Anti-Müllerian hormone (AMH) levels

Anti-Müllerian hormone (AMH) is produced in the ovaries. It’s important in the development of reproductive organs.

Blood levels of AMH peak around age 20-25, then decline as a woman gets closer to menopause [389]. After menopause, AMH is no longer detectable [389].

Women with higher blood levels of AMH may have a higher risk of breast cancer compared to women of the same age who have lower levels of AMH [389-392].

Why might AMH blood levels be related to breast cancer risk?

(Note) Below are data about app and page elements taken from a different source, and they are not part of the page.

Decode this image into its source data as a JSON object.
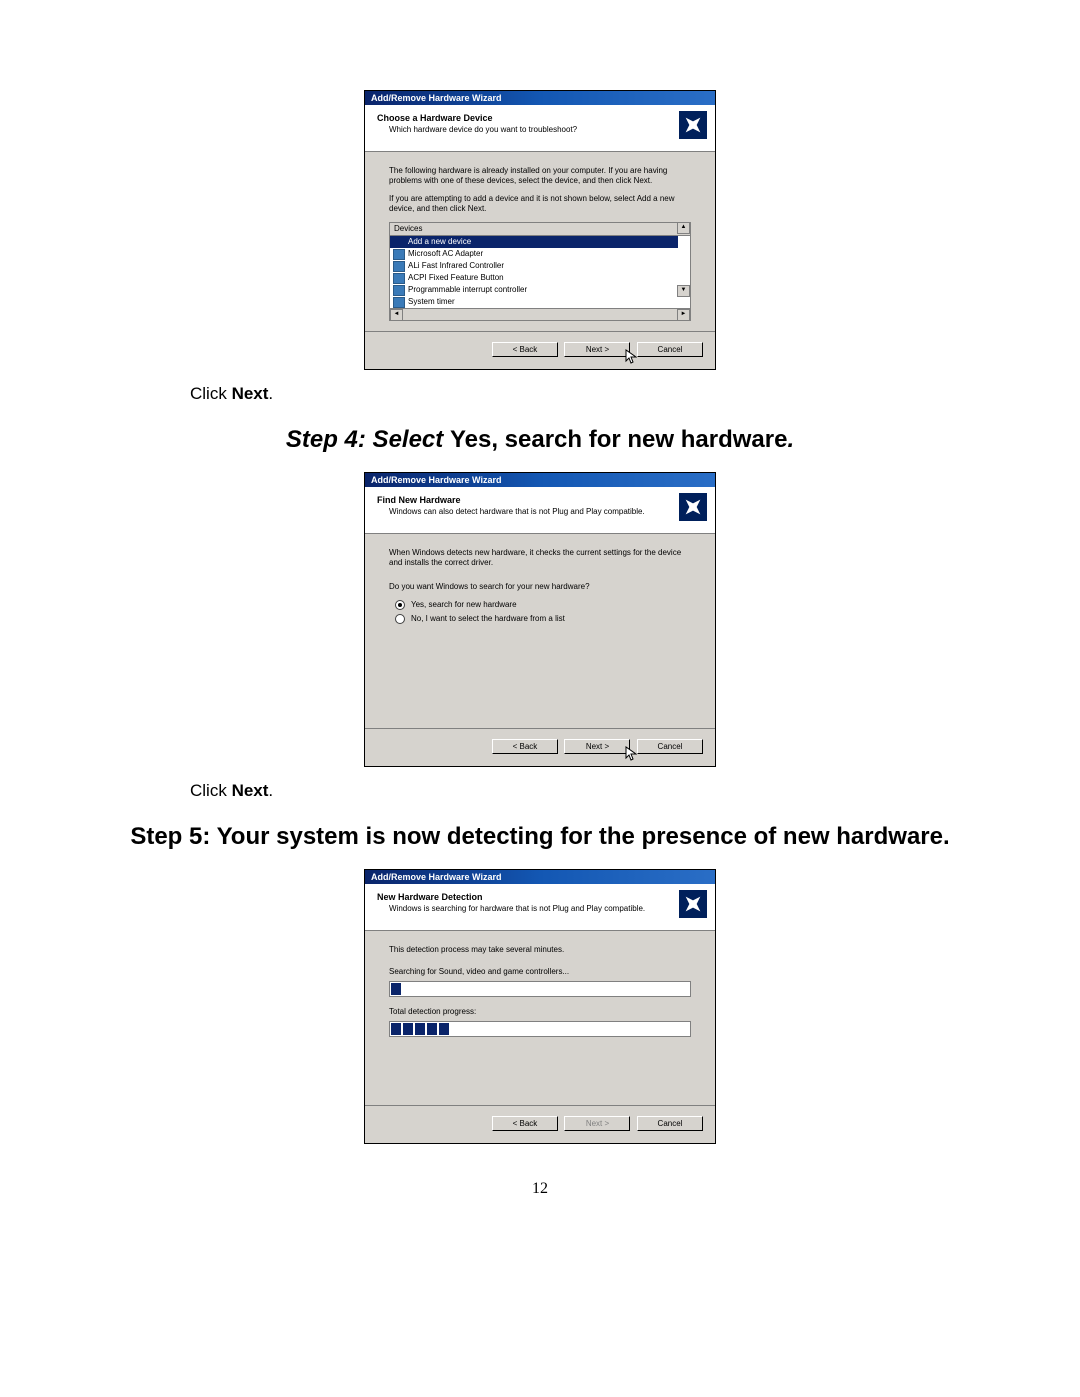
{
  "dialog1": {
    "title": "Add/Remove Hardware Wizard",
    "h_title": "Choose a Hardware Device",
    "h_sub": "Which hardware device do you want to troubleshoot?",
    "p1": "The following hardware is already installed on your computer. If you are having problems with one of these devices, select the device, and then click Next.",
    "p2": "If you are attempting to add a device and it is not shown below, select Add a new device, and then click Next.",
    "list_header": "Devices",
    "items": {
      "i0": "Add a new device",
      "i1": "Microsoft AC Adapter",
      "i2": "ALi Fast Infrared Controller",
      "i3": "ACPI Fixed Feature Button",
      "i4": "Programmable interrupt controller",
      "i5": "System timer"
    },
    "back": "< Back",
    "next": "Next >",
    "cancel": "Cancel"
  },
  "instr1a": "Click ",
  "instr1b": "Next",
  "instr1c": ".",
  "step4a": "Step 4: Select ",
  "step4b": "Yes, search for new hardware",
  "step4c": ".",
  "dialog2": {
    "title": "Add/Remove Hardware Wizard",
    "h_title": "Find New Hardware",
    "h_sub": "Windows can also detect hardware that is not Plug and Play compatible.",
    "p1": "When Windows detects new hardware, it checks the current settings for the device and installs the correct driver.",
    "q": "Do you want Windows to search for your new hardware?",
    "r1": "Yes, search for new hardware",
    "r2": "No, I want to select the hardware from a list",
    "back": "< Back",
    "next": "Next >",
    "cancel": "Cancel"
  },
  "instr2a": "Click ",
  "instr2b": "Next",
  "instr2c": ".",
  "step5": "Step 5: Your system is now detecting for the presence of new hardware.",
  "dialog3": {
    "title": "Add/Remove Hardware Wizard",
    "h_title": "New Hardware Detection",
    "h_sub": "Windows is searching for hardware that  is not Plug and Play compatible.",
    "p1": "This detection process may take several minutes.",
    "p2": "Searching for Sound, video and game controllers...",
    "p3": "Total detection progress:",
    "back": "< Back",
    "next": "Next >",
    "cancel": "Cancel"
  },
  "pagenum": "12"
}
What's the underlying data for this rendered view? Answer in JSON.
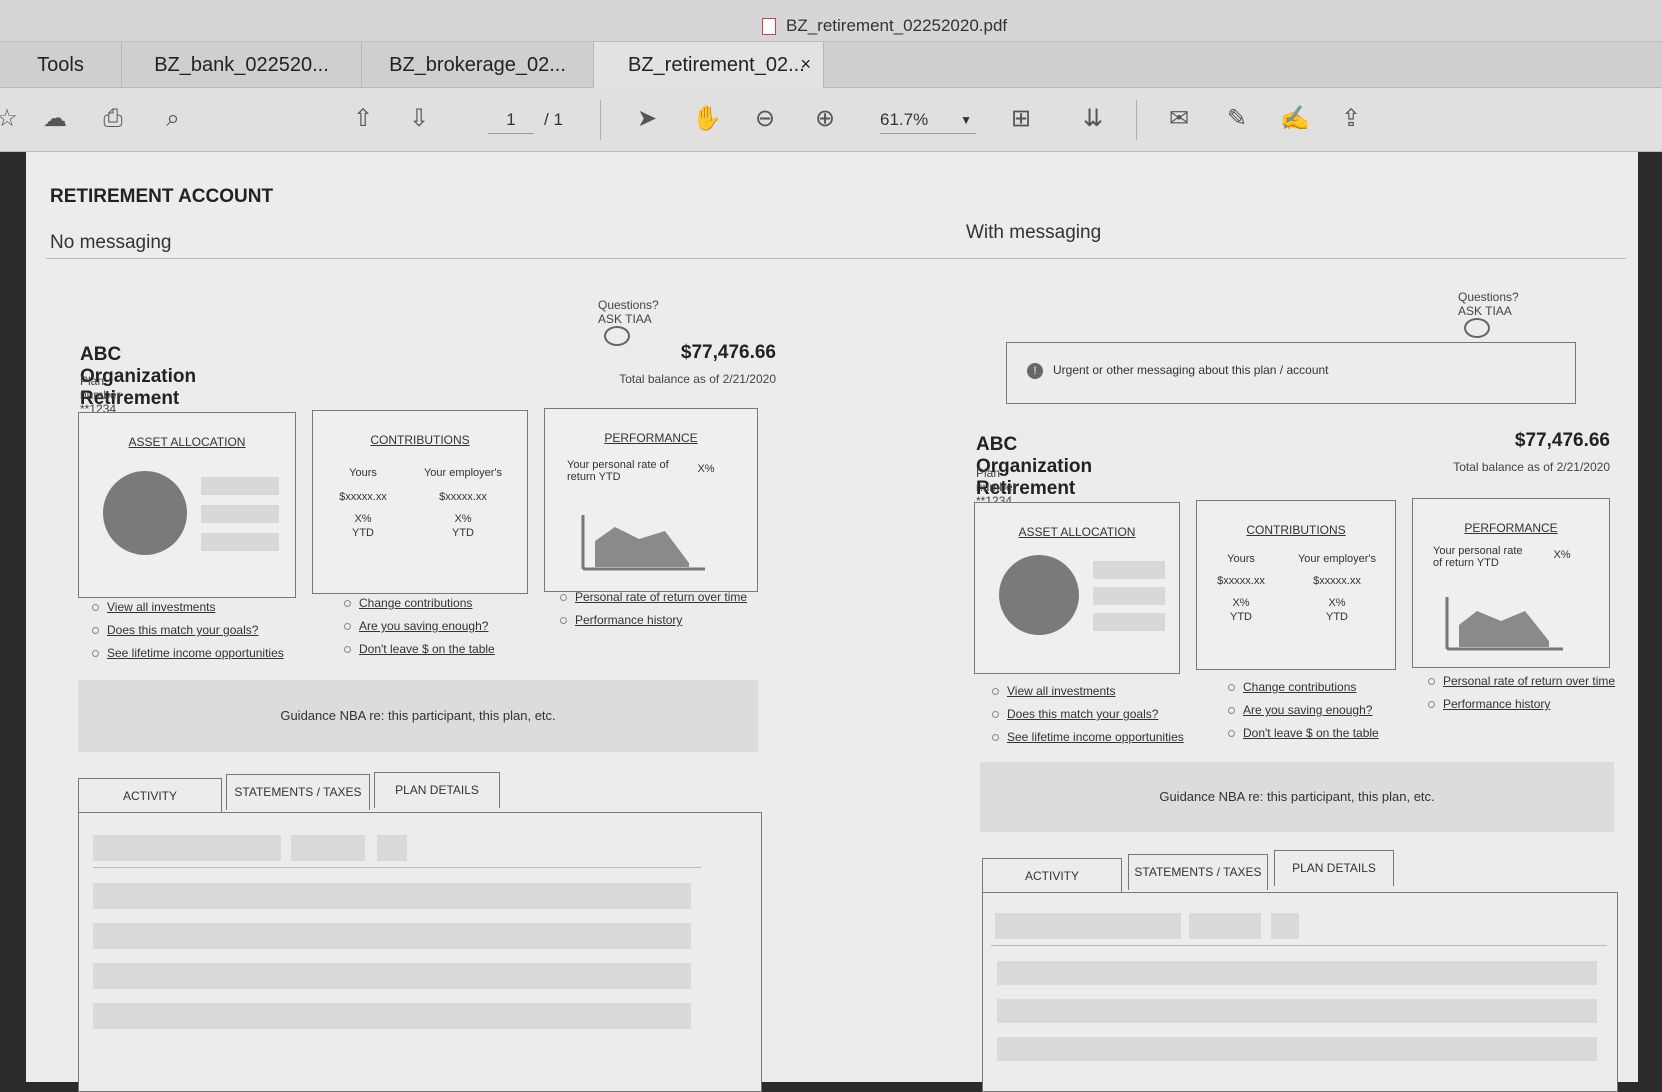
{
  "window": {
    "document_title": "BZ_retirement_02252020.pdf"
  },
  "tabs": [
    {
      "label": "Tools"
    },
    {
      "label": "BZ_bank_022520..."
    },
    {
      "label": "BZ_brokerage_02..."
    },
    {
      "label": "BZ_retirement_02...",
      "close": "×"
    }
  ],
  "toolbar": {
    "page_current": "1",
    "page_total": "/ 1",
    "zoom": "61.7%"
  },
  "doc": {
    "heading": "RETIREMENT ACCOUNT",
    "left_label": "No messaging",
    "right_label": "With messaging",
    "ask": "Questions? ASK TIAA",
    "plan_name": "ABC Organization Retirement Account Plan",
    "plan_number": "Plan number **1234",
    "balance": "$77,476.66",
    "balance_date": "Total balance as of 2/21/2020",
    "urgent": "Urgent or other messaging about this plan / account",
    "cards": {
      "asset": "ASSET ALLOCATION",
      "contrib": "CONTRIBUTIONS",
      "perf": "PERFORMANCE",
      "yours": "Yours",
      "employer": "Your employer's",
      "amount": "$xxxxx.xx",
      "pct": "X%",
      "ytd": "YTD",
      "rate": "Your personal rate of return YTD",
      "rate_pct": "X%"
    },
    "links": {
      "asset": [
        "View all investments",
        "Does this match your goals?",
        "See lifetime income opportunities"
      ],
      "contrib": [
        "Change contributions",
        "Are you saving enough?",
        "Don't leave $ on the table"
      ],
      "perf": [
        "Personal rate of return over time",
        "Performance history"
      ]
    },
    "guidance": "Guidance NBA re: this participant, this plan, etc.",
    "panel_tabs": [
      "ACTIVITY",
      "STATEMENTS / TAXES",
      "PLAN DETAILS"
    ]
  }
}
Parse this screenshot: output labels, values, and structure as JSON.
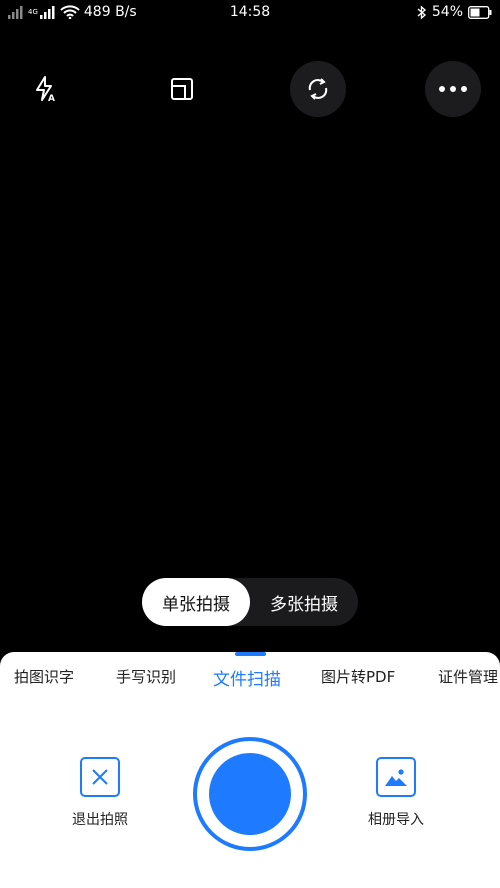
{
  "status_bar": {
    "network_label": "4G",
    "speed": "489 B/s",
    "time": "14:58",
    "battery": "54%"
  },
  "toolbar": {
    "flash_icon": "flash-auto-icon",
    "crop_icon": "crop-frame-icon",
    "rotate_icon": "rotate-camera-icon",
    "more_icon": "more-icon"
  },
  "capture_mode": {
    "options": [
      "单张拍摄",
      "多张拍摄"
    ],
    "selected": "单张拍摄"
  },
  "tabs": {
    "items": [
      "拍图识字",
      "手写识别",
      "文件扫描",
      "图片转PDF",
      "证件管理"
    ],
    "active": "文件扫描"
  },
  "actions": {
    "exit_label": "退出拍照",
    "album_label": "相册导入"
  },
  "colors": {
    "accent": "#1e7bff",
    "background": "#000000",
    "panel": "#ffffff"
  }
}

Higher AMH levels may reflect some reproductive events. For example, women with higher blood levels of AMH are more likely to have a later age at menopause than women with lower AMH levels [393].

Having a later age at menopause is linked to an increased risk of breast cancer [10,15,20]. This increased risk is likely due, at least in part, to the amount of estrogen a woman is exposed to in her life. A higher lifetime exposure to estrogen is related to an increase in breast cancer risk [19].

Updated 02/25/21